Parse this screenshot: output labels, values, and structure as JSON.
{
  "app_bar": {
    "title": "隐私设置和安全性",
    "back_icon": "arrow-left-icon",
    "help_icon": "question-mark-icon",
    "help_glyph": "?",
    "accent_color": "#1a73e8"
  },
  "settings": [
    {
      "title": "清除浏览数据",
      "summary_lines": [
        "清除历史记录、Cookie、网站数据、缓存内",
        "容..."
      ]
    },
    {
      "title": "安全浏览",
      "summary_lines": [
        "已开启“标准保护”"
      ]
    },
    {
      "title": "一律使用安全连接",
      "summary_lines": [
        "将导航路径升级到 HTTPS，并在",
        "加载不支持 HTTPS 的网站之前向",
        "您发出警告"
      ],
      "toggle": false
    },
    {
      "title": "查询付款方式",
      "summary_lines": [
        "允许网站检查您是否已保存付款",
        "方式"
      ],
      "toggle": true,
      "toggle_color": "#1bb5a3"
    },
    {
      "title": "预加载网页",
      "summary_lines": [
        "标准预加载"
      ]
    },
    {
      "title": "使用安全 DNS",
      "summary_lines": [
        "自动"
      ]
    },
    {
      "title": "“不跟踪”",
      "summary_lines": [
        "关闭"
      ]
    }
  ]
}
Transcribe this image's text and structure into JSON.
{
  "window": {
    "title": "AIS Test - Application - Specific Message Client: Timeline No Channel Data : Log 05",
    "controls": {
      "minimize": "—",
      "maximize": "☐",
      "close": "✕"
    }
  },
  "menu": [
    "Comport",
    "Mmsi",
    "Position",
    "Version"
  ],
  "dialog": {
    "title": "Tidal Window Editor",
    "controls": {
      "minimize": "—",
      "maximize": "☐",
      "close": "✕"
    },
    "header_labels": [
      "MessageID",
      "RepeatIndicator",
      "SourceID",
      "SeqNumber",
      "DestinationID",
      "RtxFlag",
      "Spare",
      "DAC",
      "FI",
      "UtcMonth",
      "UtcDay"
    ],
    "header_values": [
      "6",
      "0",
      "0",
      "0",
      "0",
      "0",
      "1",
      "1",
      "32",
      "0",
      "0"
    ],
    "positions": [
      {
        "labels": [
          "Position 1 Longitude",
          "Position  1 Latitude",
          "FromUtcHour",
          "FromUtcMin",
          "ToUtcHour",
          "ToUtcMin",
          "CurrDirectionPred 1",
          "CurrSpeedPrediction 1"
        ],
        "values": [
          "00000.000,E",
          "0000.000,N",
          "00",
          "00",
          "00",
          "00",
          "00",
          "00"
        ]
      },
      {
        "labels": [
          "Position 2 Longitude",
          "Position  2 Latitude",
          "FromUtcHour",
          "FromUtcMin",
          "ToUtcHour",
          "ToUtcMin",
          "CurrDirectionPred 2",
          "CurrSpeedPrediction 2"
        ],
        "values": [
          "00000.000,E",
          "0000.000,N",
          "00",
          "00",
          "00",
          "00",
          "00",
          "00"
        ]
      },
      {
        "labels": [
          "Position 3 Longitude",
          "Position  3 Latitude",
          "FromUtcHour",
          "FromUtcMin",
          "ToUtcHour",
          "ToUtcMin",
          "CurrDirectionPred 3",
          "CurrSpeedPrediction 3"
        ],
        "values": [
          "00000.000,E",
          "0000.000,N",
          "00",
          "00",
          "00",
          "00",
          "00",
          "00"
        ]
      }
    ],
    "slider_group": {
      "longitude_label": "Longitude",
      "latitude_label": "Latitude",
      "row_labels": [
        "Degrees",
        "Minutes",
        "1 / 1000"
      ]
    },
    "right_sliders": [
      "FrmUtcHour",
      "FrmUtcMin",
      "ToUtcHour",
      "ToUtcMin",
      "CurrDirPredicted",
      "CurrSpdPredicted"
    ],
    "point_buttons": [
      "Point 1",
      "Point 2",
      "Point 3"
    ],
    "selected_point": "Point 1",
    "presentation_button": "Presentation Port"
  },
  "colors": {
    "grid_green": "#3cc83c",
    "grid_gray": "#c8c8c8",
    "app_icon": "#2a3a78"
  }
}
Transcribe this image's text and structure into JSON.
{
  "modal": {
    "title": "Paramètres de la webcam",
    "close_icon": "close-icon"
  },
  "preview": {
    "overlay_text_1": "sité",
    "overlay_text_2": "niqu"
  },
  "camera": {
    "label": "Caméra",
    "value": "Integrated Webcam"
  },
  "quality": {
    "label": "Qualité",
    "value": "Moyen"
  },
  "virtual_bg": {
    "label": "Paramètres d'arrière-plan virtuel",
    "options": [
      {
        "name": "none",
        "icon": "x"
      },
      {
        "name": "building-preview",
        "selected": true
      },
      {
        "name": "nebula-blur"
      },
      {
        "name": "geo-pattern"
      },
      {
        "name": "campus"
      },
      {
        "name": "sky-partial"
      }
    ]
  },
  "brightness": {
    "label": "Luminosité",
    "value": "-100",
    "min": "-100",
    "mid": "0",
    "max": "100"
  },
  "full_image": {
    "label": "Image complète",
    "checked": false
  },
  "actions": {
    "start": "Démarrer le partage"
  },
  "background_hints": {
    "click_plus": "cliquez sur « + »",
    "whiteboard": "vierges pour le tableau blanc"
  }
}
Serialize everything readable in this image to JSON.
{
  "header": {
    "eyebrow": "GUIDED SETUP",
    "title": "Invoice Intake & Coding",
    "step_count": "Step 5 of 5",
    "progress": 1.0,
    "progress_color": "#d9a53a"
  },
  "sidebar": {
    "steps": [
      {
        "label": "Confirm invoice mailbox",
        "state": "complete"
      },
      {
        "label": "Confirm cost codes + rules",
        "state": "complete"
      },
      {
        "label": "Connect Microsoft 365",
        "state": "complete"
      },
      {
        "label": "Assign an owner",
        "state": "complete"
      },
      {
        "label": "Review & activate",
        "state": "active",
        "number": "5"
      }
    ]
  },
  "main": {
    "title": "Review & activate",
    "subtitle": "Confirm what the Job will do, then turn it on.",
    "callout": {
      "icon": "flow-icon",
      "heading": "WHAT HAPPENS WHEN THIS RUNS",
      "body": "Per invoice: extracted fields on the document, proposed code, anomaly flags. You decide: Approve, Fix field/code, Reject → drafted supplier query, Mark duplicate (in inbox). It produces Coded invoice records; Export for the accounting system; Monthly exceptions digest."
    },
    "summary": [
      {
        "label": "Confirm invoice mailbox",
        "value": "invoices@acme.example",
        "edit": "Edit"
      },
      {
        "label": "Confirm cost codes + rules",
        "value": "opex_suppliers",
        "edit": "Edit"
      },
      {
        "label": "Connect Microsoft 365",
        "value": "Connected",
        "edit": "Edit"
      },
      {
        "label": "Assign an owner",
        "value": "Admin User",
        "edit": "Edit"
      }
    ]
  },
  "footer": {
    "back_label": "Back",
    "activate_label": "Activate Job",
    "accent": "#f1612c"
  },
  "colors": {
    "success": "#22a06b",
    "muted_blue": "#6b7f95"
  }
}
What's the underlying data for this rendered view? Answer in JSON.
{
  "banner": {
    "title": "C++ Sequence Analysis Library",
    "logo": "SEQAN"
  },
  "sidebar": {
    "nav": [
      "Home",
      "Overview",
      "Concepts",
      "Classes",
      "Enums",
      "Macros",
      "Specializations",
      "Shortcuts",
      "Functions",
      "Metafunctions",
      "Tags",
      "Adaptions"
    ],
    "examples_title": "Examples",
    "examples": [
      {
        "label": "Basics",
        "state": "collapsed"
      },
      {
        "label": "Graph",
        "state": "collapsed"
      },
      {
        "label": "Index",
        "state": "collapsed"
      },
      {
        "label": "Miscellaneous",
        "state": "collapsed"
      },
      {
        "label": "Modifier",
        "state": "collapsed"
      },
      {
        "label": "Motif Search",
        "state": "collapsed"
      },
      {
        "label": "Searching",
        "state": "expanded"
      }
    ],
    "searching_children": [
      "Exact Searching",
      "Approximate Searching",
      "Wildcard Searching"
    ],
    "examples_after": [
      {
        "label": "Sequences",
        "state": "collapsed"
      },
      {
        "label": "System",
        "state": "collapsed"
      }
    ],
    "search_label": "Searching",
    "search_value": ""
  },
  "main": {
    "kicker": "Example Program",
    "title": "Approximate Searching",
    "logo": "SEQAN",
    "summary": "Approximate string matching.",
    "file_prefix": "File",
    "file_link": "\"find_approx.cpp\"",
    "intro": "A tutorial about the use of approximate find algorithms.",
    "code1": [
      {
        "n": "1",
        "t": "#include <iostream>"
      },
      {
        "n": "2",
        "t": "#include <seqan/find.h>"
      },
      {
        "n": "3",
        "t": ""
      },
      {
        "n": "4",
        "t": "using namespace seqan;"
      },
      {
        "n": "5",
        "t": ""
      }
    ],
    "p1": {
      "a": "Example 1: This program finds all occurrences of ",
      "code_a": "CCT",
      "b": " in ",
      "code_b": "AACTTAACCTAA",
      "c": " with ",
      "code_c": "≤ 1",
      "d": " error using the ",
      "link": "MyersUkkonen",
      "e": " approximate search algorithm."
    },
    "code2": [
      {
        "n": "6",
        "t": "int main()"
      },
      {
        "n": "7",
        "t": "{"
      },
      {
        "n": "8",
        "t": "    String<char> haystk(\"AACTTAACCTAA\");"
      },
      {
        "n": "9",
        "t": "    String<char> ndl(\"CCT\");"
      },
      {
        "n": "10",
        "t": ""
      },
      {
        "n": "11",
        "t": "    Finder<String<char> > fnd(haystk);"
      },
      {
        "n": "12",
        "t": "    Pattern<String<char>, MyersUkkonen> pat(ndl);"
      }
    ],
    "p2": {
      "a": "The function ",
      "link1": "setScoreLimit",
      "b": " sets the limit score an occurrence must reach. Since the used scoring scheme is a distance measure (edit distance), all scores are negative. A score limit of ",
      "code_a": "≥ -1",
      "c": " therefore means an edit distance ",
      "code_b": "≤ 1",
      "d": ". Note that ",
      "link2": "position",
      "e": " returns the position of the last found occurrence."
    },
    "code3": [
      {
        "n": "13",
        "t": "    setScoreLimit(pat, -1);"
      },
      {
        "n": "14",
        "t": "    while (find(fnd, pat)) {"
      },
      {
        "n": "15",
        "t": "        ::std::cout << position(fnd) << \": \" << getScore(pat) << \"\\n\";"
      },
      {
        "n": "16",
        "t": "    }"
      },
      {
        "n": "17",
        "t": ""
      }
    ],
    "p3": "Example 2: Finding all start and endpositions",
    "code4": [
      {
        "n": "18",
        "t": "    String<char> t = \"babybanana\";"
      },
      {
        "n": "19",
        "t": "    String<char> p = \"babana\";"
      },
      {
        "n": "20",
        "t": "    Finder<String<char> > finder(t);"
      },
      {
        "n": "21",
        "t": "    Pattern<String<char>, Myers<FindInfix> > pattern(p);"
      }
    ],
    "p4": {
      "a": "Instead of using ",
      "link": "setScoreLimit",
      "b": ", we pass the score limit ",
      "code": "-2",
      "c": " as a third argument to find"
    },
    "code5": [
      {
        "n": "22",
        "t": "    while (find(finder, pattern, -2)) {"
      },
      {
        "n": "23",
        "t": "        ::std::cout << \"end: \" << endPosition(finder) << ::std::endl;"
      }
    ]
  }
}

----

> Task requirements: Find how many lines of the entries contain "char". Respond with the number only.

> Reply: 8